22. Luján Padrón A, Hernández Hernández R. Neumococo. resistencia bacteriana a los antibióticos. Rev Cubana Med Gen Integr 2001;17:23-26.         [ Links ]

23. Rodriguez CA, Atkinson R, Bitar W, et al. Tolerance to vancomycin in pneumococci: detection with a molecular marker and assessment of clinical impact.J Infect Dis 2004;190:1481-1487.         [ Links ]

24. Suntur BM, Yurtseven T, Sipahi OR, Buke C, Buke M. Rifampicin+ ceftriaxone versus vancomycin+ceftriaxone in the treatment of penicillin- and cephalosporin-resistant pneumococcal meningitis in an experimental rabbit model. Int J Antimicrob Agents 2005;26:258-260.         [ Links ]

25. Dorta Contreras AJ, Núñez Fernández FA, Pérez Martín O, et al. Peculiaridades de la meningoencefalitis por Angiostrongylus cantonensis en América. Rev Neurol 2007;45:755-763.         [ Links ]

26. Singhi P, Bansal A, Geeta P, Singhi S. Predictors of long term neurological outcome in bacterial meningitis. Indian J Pediatr 2007;74:369-374.         [ Links ]

27. Tuncer O, Caksen H, Arslan S, et al. Cranial computed tomography in purulent meningitis of childhood. Int J Neurosci 2004;114:167-174.         [ Links ]
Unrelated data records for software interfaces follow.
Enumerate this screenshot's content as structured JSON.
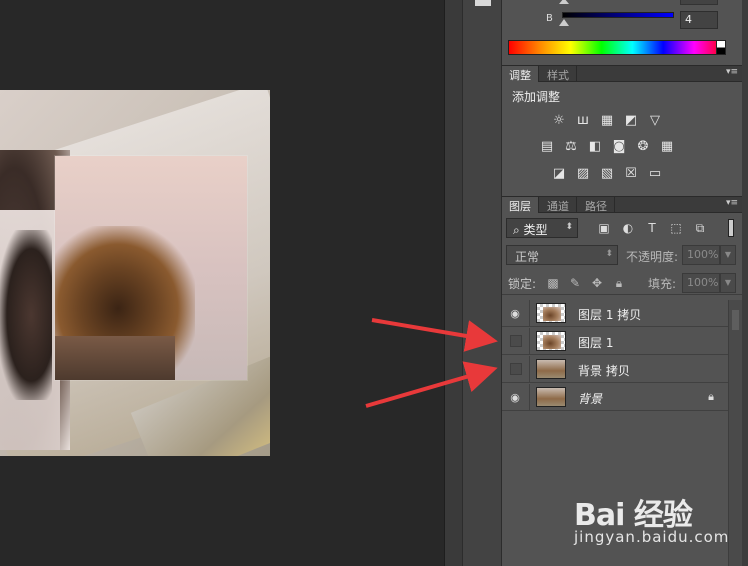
{
  "color_panel": {
    "channel_b_label": "B",
    "channel_b_value": "4"
  },
  "adjust_panel": {
    "tabs": [
      "调整",
      "样式"
    ],
    "title": "添加调整",
    "icons_row1": [
      "brightness-contrast-icon",
      "levels-icon",
      "curves-icon",
      "exposure-icon",
      "vibrance-icon"
    ],
    "icons_row2": [
      "hue-saturation-icon",
      "color-balance-icon",
      "black-white-icon",
      "photo-filter-icon",
      "channel-mixer-icon",
      "color-lookup-icon"
    ],
    "icons_row3": [
      "invert-icon",
      "posterize-icon",
      "threshold-icon",
      "selective-color-icon",
      "gradient-map-icon"
    ]
  },
  "layers_panel": {
    "tabs": [
      "图层",
      "通道",
      "路径"
    ],
    "filter_label": "类型",
    "blend_mode": "正常",
    "opacity_label": "不透明度:",
    "opacity_value": "100%",
    "lock_label": "锁定:",
    "fill_label": "填充:",
    "fill_value": "100%",
    "layers": [
      {
        "name": "图层 1 拷贝",
        "visible": true
      },
      {
        "name": "图层 1",
        "visible": false
      },
      {
        "name": "背景 拷贝",
        "visible": false
      },
      {
        "name": "背景",
        "visible": true,
        "locked": true
      }
    ]
  },
  "watermark": {
    "logo": "Bai 经验",
    "url": "jingyan.baidu.com"
  },
  "colors": {
    "arrow": "#e8393a",
    "panel_bg": "#535353",
    "canvas_bg": "#282828"
  }
}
Received 22 July 2009, received in final form 23 July 2009. Accepted 4 August 2009.



Dr. Alberto Juan Dorta-Contreras - Laboratorio Central de Líquido Cefalorraquídeo (LABCEL) / Facultad de Ciencias Médicas "Dr. Miguel Enríquez" - Ramón Pintó 202, Luyanó / Apartado 10049 - CP 11000 Ciudad Habana - Cuba. E-mail:

Creative Commons License All the contents of this journal, except where otherwise noted, is licensed under a Creative Commons Attribution License